◆ **TASK REQUIREMENTS**
Return every entry exactly, except for any pictures.

+++ GIVEN INFORMATION

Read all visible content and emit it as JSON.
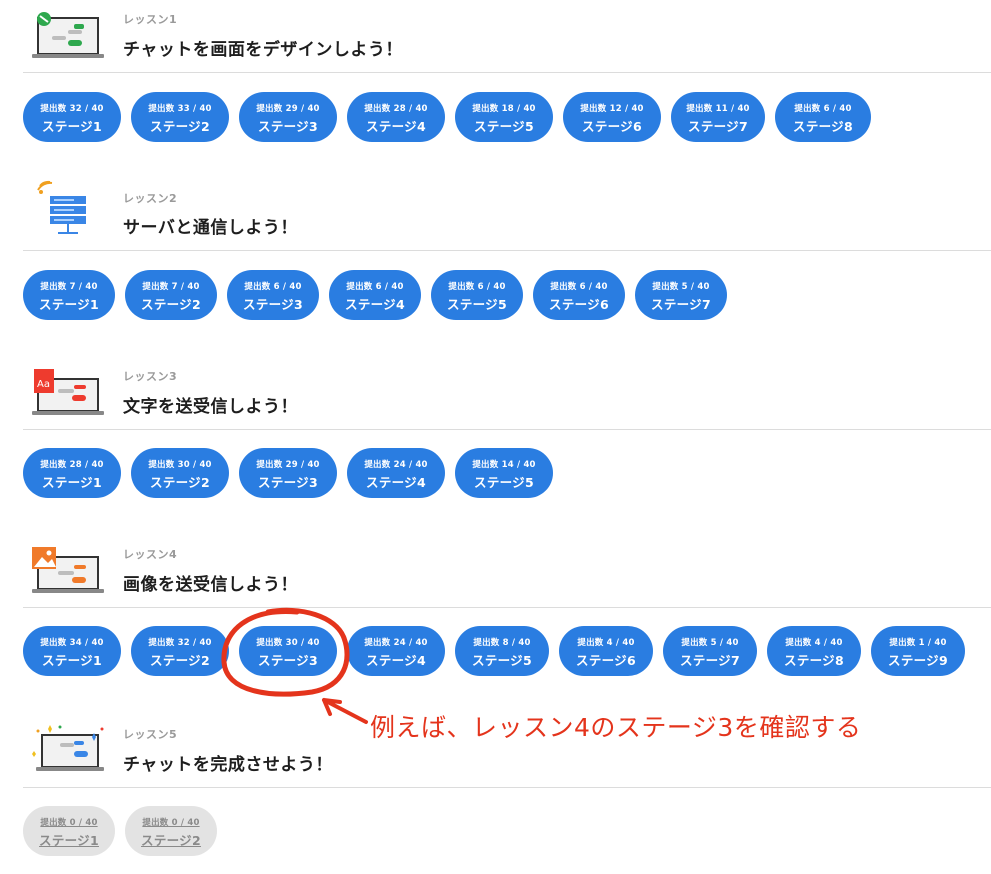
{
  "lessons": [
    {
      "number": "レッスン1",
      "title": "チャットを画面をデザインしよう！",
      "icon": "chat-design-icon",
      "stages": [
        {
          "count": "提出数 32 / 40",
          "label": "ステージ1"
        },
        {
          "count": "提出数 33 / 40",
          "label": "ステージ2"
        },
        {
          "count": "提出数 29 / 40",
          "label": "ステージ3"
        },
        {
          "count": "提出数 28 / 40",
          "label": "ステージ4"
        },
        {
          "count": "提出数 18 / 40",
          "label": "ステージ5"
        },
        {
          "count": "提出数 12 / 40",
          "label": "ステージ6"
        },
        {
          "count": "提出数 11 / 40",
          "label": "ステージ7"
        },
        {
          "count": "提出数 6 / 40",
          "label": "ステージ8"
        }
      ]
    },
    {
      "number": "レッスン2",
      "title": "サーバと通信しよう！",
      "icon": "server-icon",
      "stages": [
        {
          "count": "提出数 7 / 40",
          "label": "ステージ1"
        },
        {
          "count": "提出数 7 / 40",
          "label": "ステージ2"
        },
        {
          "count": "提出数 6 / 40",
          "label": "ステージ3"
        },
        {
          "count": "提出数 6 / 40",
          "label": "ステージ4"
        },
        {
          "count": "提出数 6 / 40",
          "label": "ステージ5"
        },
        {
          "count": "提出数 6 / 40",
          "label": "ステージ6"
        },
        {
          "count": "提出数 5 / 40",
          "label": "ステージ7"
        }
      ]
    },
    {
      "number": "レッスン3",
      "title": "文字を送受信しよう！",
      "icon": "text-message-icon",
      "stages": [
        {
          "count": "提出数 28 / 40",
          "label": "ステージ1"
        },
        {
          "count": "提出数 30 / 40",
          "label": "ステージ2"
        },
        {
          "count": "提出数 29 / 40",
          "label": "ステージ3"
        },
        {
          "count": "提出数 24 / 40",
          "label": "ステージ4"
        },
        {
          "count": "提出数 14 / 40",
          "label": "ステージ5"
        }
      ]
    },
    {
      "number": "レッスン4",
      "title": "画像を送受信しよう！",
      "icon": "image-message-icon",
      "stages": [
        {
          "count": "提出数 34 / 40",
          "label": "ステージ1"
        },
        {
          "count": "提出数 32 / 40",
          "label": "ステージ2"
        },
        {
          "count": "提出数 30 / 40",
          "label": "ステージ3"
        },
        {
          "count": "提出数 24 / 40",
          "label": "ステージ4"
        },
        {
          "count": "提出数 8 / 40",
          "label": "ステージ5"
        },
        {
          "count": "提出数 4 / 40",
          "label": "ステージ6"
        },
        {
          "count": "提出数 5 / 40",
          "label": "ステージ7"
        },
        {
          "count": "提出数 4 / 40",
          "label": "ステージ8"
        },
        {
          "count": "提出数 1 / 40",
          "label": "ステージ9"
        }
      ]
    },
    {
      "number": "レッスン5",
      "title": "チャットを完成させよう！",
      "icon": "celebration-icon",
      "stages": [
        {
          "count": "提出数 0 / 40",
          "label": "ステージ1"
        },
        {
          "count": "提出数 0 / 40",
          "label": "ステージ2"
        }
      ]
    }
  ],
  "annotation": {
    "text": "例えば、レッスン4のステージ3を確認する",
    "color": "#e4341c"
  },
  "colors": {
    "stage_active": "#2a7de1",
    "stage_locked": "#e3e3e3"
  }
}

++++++

◆ **ANSWER SPACE**
Read all visible content and emit it as JSON.
{
  "lessons": [
    {
      "number": "レッスン1",
      "title": "チャットを画面をデザインしよう！",
      "icon": "chat-design-icon",
      "stages": [
        {
          "count": "提出数 32 / 40",
          "label": "ステージ1"
        },
        {
          "count": "提出数 33 / 40",
          "label": "ステージ2"
        },
        {
          "count": "提出数 29 / 40",
          "label": "ステージ3"
        },
        {
          "count": "提出数 28 / 40",
          "label": "ステージ4"
        },
        {
          "count": "提出数 18 / 40",
          "label": "ステージ5"
        },
        {
          "count": "提出数 12 / 40",
          "label": "ステージ6"
        },
        {
          "count": "提出数 11 / 40",
          "label": "ステージ7"
        },
        {
          "count": "提出数 6 / 40",
          "label": "ステージ8"
        }
      ]
    },
    {
      "number": "レッスン2",
      "title": "サーバと通信しよう！",
      "icon": "server-icon",
      "stages": [
        {
          "count": "提出数 7 / 40",
          "label": "ステージ1"
        },
        {
          "count": "提出数 7 / 40",
          "label": "ステージ2"
        },
        {
          "count": "提出数 6 / 40",
          "label": "ステージ3"
        },
        {
          "count": "提出数 6 / 40",
          "label": "ステージ4"
        },
        {
          "count": "提出数 6 / 40",
          "label": "ステージ5"
        },
        {
          "count": "提出数 6 / 40",
          "label": "ステージ6"
        },
        {
          "count": "提出数 5 / 40",
          "label": "ステージ7"
        }
      ]
    },
    {
      "number": "レッスン3",
      "title": "文字を送受信しよう！",
      "icon": "text-message-icon",
      "stages": [
        {
          "count": "提出数 28 / 40",
          "label": "ステージ1"
        },
        {
          "count": "提出数 30 / 40",
          "label": "ステージ2"
        },
        {
          "count": "提出数 29 / 40",
          "label": "ステージ3"
        },
        {
          "count": "提出数 24 / 40",
          "label": "ステージ4"
        },
        {
          "count": "提出数 14 / 40",
          "label": "ステージ5"
        }
      ]
    },
    {
      "number": "レッスン4",
      "title": "画像を送受信しよう！",
      "icon": "image-message-icon",
      "stages": [
        {
          "count": "提出数 34 / 40",
          "label": "ステージ1"
        },
        {
          "count": "提出数 32 / 40",
          "label": "ステージ2"
        },
        {
          "count": "提出数 30 / 40",
          "label": "ステージ3"
        },
        {
          "count": "提出数 24 / 40",
          "label": "ステージ4"
        },
        {
          "count": "提出数 8 / 40",
          "label": "ステージ5"
        },
        {
          "count": "提出数 4 / 40",
          "label": "ステージ6"
        },
        {
          "count": "提出数 5 / 40",
          "label": "ステージ7"
        },
        {
          "count": "提出数 4 / 40",
          "label": "ステージ8"
        },
        {
          "count": "提出数 1 / 40",
          "label": "ステージ9"
        }
      ]
    },
    {
      "number": "レッスン5",
      "title": "チャットを完成させよう！",
      "icon": "celebration-icon",
      "stages": [
        {
          "count": "提出数 0 / 40",
          "label": "ステージ1"
        },
        {
          "count": "提出数 0 / 40",
          "label": "ステージ2"
        }
      ]
    }
  ],
  "annotation": {
    "text": "例えば、レッスン4のステージ3を確認する",
    "color": "#e4341c"
  },
  "colors": {
    "stage_active": "#2a7de1",
    "stage_locked": "#e3e3e3"
  }
}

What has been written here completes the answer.